The records below:

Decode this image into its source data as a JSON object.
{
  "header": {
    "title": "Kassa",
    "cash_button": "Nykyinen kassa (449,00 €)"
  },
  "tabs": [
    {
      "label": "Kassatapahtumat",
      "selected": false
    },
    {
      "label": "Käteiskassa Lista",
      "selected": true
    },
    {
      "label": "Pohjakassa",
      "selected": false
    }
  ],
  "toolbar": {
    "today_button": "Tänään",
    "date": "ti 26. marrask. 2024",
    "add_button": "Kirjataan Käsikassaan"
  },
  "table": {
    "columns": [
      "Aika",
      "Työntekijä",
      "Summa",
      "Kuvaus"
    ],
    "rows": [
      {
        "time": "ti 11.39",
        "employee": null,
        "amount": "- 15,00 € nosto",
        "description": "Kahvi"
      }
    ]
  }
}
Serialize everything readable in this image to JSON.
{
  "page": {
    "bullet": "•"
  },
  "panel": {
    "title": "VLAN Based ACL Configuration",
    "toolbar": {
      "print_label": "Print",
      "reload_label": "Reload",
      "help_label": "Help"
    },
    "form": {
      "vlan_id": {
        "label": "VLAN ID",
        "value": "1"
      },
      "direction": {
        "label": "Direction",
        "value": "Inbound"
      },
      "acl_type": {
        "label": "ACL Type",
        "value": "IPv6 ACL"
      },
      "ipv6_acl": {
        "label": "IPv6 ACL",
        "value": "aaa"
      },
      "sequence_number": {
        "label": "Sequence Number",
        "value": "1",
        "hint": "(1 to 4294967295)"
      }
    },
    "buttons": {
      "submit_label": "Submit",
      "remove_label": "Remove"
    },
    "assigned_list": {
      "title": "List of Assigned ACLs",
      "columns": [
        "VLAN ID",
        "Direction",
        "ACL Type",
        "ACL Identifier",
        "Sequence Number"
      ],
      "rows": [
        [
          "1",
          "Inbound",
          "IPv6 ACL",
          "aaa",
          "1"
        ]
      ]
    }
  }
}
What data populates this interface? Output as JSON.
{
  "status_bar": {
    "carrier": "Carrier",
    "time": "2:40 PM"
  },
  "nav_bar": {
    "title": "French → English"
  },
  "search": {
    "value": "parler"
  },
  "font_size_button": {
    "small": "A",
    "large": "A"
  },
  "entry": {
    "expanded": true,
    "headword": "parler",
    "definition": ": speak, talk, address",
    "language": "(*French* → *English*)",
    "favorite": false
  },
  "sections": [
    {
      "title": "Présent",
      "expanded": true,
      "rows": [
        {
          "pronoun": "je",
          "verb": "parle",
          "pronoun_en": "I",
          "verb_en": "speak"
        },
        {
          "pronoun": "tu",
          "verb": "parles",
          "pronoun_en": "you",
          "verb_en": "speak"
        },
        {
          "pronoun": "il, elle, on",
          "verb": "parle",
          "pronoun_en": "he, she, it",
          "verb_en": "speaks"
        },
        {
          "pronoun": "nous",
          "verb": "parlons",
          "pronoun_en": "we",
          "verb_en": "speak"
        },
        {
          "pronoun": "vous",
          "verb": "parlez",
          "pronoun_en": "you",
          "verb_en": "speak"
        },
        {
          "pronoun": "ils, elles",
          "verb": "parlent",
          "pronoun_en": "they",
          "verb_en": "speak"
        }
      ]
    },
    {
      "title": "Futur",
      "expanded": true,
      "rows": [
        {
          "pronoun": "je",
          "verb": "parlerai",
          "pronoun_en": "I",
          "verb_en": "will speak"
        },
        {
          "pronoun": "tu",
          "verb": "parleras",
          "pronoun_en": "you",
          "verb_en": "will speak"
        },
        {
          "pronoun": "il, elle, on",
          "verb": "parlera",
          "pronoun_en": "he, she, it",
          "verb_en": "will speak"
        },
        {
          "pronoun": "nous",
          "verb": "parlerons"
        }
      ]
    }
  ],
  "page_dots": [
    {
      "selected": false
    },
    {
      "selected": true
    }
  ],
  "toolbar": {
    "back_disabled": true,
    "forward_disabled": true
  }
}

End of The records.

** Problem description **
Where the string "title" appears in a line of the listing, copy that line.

** Response to this task **
    "title": "Kassa",
    "title": "VLAN Based ACL Configuration",
      "title": "List of Assigned ACLs",
    "title": "French → English"
      "title": "Présent",
      "title": "Futur",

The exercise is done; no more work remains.